Wind does not always blow, and the sun rarely shines at night. Those who rely on renewable energy need a storage solution. The requirements are high: The storage must be able to store long-term, transport energy and be usable in all sectors, such as industry, mobility and energy. No energy carrier is as versatile and flexible as hydrogen. Generated with renewable energy, hydrogen can decarbonize industries and drive clean electric motors. It can be blended with natural gas and fed into the existing grid or processed in a further step towards synthetic natural gas (SNG) - a potential substitute for natural gas in many areas - from mobility to heat for residential buildings to power generation in gas-fired power plants.
100 MW electrolyser project remains on track to receive EU funding The partners of the Hamburg Green Hydrogen Hub, namely Shell, Mitsubishi Heavy Industries (MHI), Vattenfall and the municipal company Wärme Hamburg can continue to be optimistic about receiving EU funding to implement their plans. The project in Hamburg has been included in the German Federal Ministry of Economics’ shortlist of projects under consideration for funding under the EU's “Important Projects of Common European Interest” (IPCEI) program.

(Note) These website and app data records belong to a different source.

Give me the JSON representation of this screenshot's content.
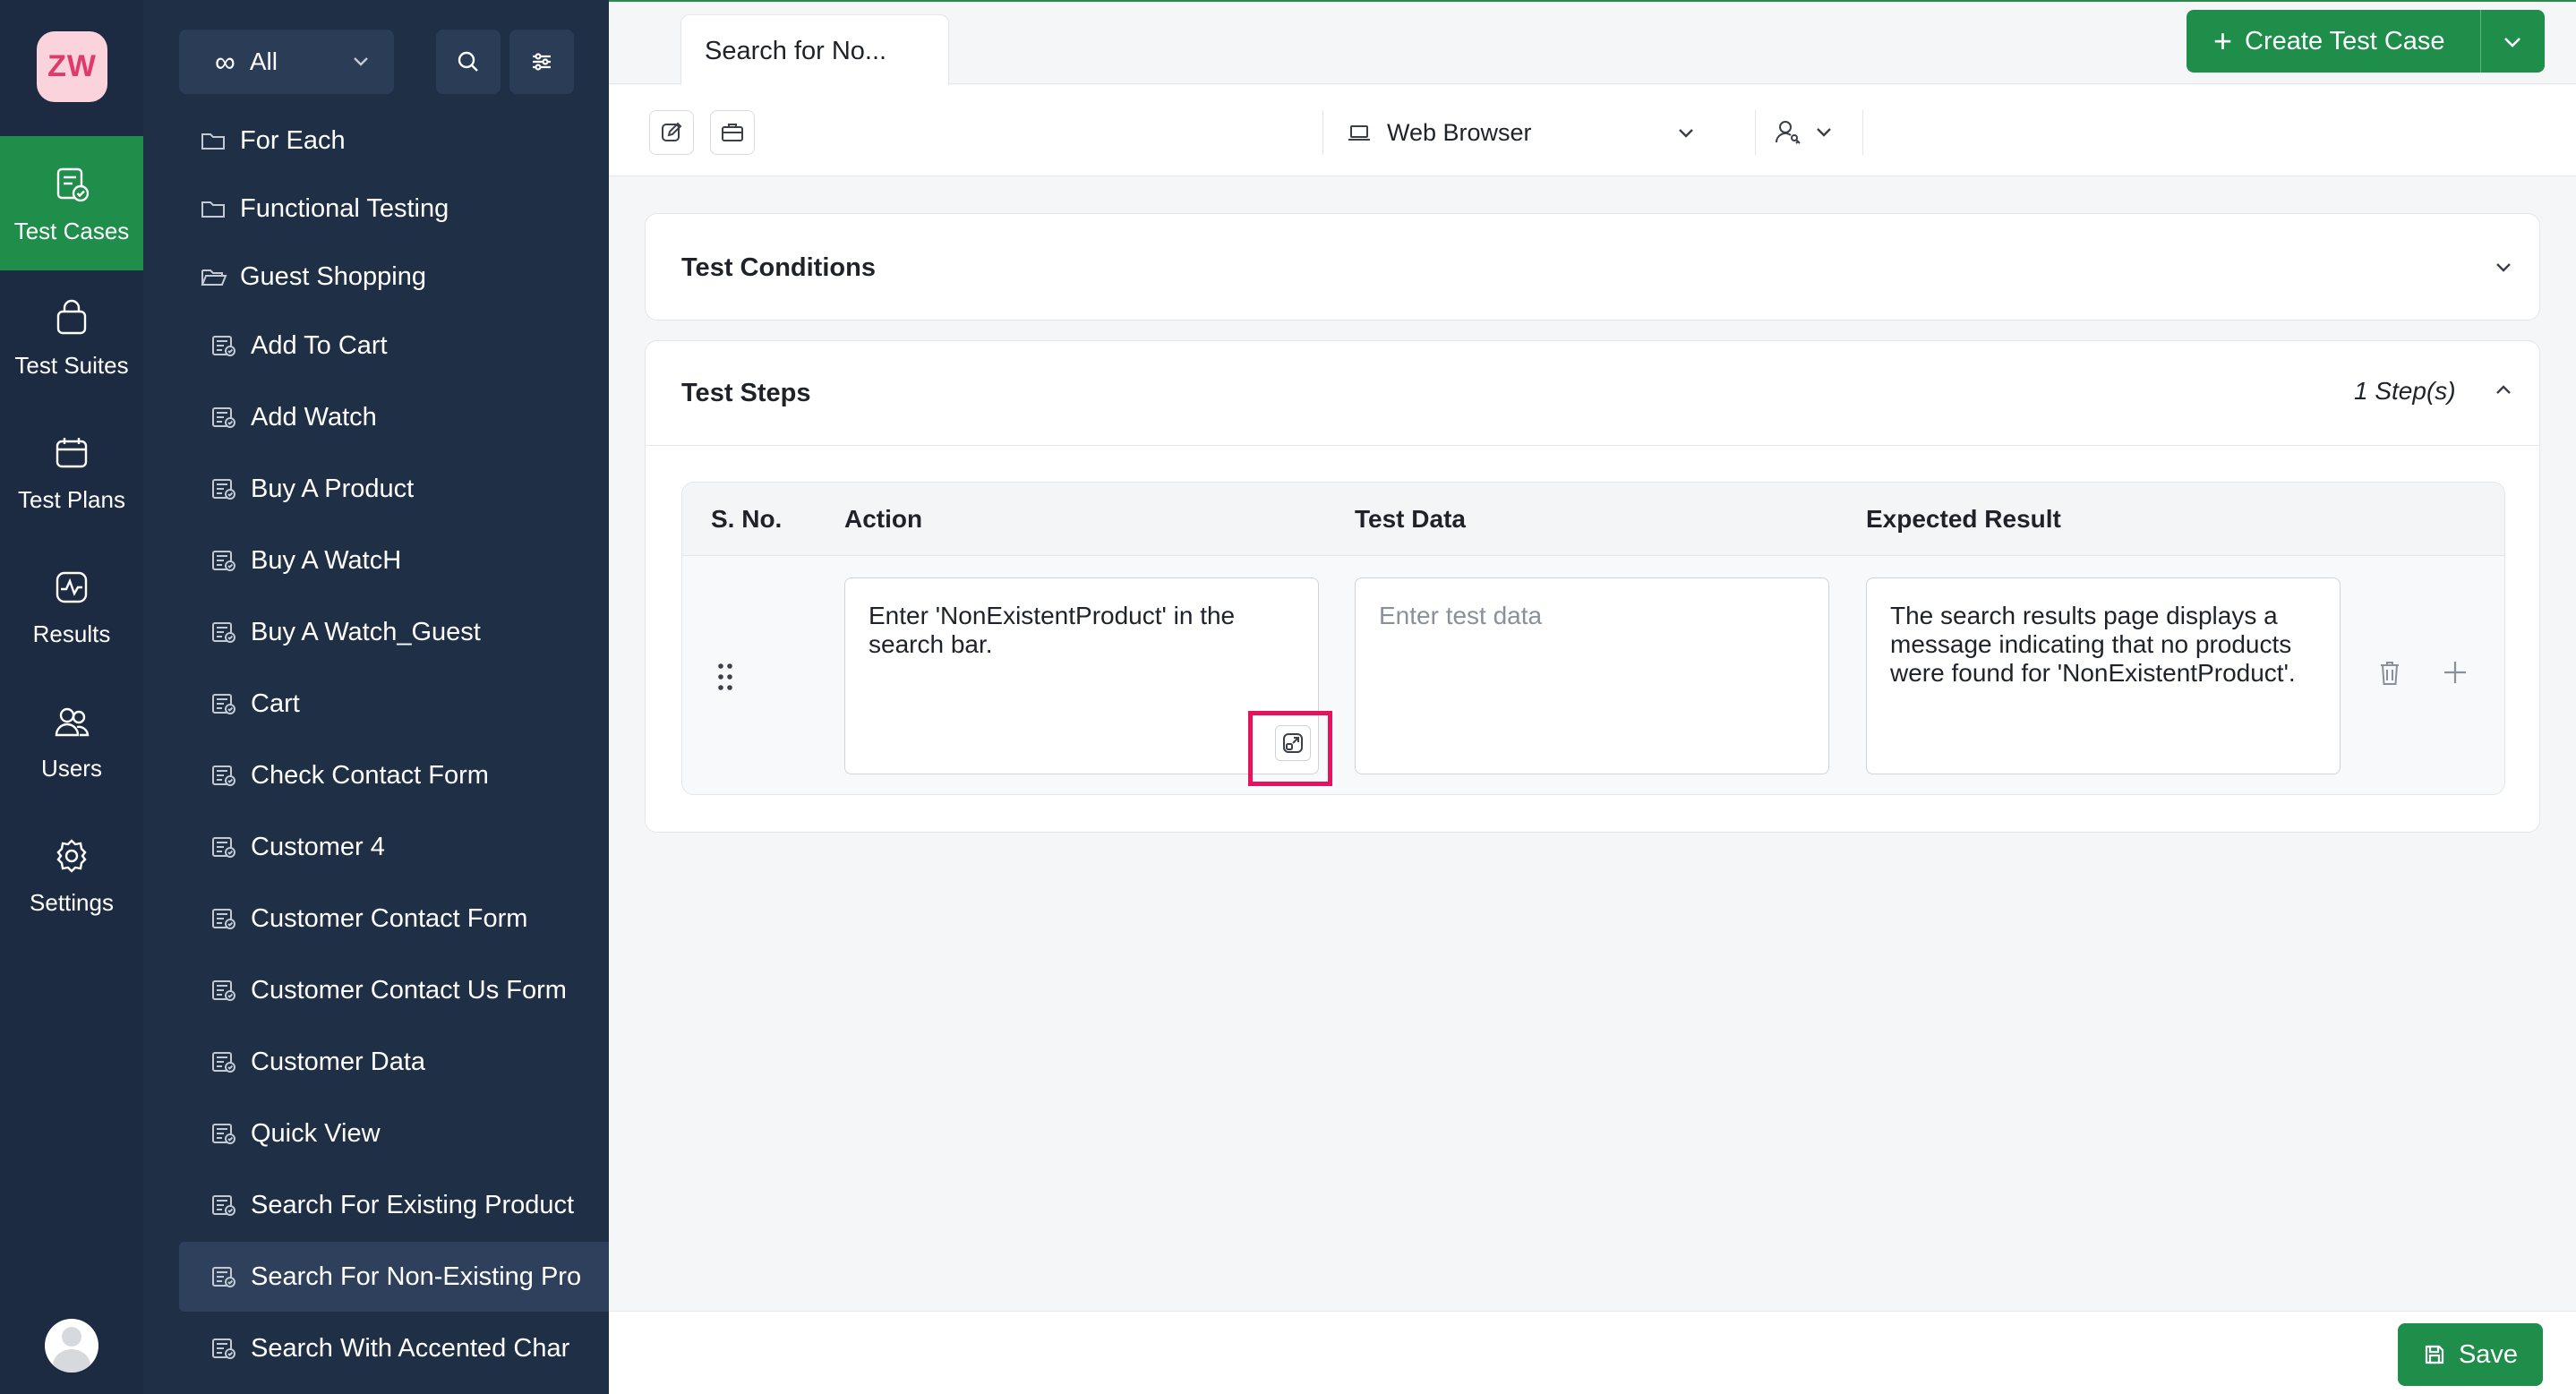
{
  "app": {
    "logo_text": "ZW"
  },
  "rail": {
    "items": [
      {
        "label": "Test Cases",
        "icon": "test-cases-icon",
        "active": true
      },
      {
        "label": "Test Suites",
        "icon": "test-suites-icon"
      },
      {
        "label": "Test Plans",
        "icon": "test-plans-icon"
      },
      {
        "label": "Results",
        "icon": "results-icon"
      },
      {
        "label": "Users",
        "icon": "users-icon"
      },
      {
        "label": "Settings",
        "icon": "settings-icon"
      }
    ]
  },
  "tree": {
    "filter_label": "All",
    "folders": [
      "For Each",
      "Functional Testing",
      "Guest Shopping"
    ],
    "cases": [
      "Add To Cart",
      "Add Watch",
      "Buy A Product",
      "Buy A WatcH",
      "Buy A Watch_Guest",
      "Cart",
      "Check Contact Form",
      "Customer 4",
      "Customer Contact Form",
      "Customer Contact Us Form",
      "Customer Data",
      "Quick View",
      "Search For Existing Product",
      "Search For Non-Existing Pro",
      "Search With Accented Char"
    ],
    "selected": "Search For Non-Existing Pro"
  },
  "header": {
    "tab_label": "Search for No...",
    "create_button": "Create Test Case"
  },
  "toolbar": {
    "browser_label": "Web Browser"
  },
  "sections": {
    "conditions_title": "Test Conditions",
    "steps_title": "Test Steps",
    "step_count": "1 Step(s)"
  },
  "steps_table": {
    "columns": [
      "S. No.",
      "Action",
      "Test Data",
      "Expected Result"
    ],
    "rows": [
      {
        "action": "Enter 'NonExistentProduct' in the search bar.",
        "test_data_placeholder": "Enter test data",
        "expected": "The search results page displays a message indicating that no products were found for 'NonExistentProduct'."
      }
    ]
  },
  "footer": {
    "save_label": "Save"
  },
  "colors": {
    "accent": "#1e8e4a",
    "sidebar": "#1e2f46",
    "rail": "#1c2b41",
    "highlight": "#e5135d"
  }
}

Shell, Mitsubishi Heavy Industries (MHI) and Wärme Hamburg as well as Vattenfall as strategic partner will establish the Hamburg Green Hydrogen Hub at the Hamburg-Moorburg power plant site. Here, wind and solar power will become green hydrogen. The plan is to build an electrolyser with a capacity of 100 megawatts and the potential for further expansion. It supplies hydrogen to industries and the port as well as applications in transport in Hamburg and the surrounding area.
Technology company Mitsubishi Heavy Industries is responsible for planning the electrolyser plantand its technical integration into the hub.
Energy company Shell has extensive experience in the downstream business, i.e. the supply chain to the customer, and will be particularly attentive to the development of logistics and customer relations.
Wärme Hamburg GmbH is a municipal company that supplies around 500,000 residential units in Hamburg with local district heating for heating and hot water. By 2030, the company wants to completely dispense with heat from coal combustion and is relying primarily on the consistent use of existing waste heat from industry, waste water, waste recycling - and in the future from electrolysis. The company supplies a heat output of around 1,800 megawatts through the 850-kilometre-long pipeline system and achieves a heat sales volume of 4,000 gigawatt hours. Its share of the Hamburg heating market is about 22 per cent.
Vattenfall provides the Moorburg site, including the use of the existing infrastructure and expertise, and supplies the Hamburg Green Hydrogen Hub with renewable electricity from wind and solar parks.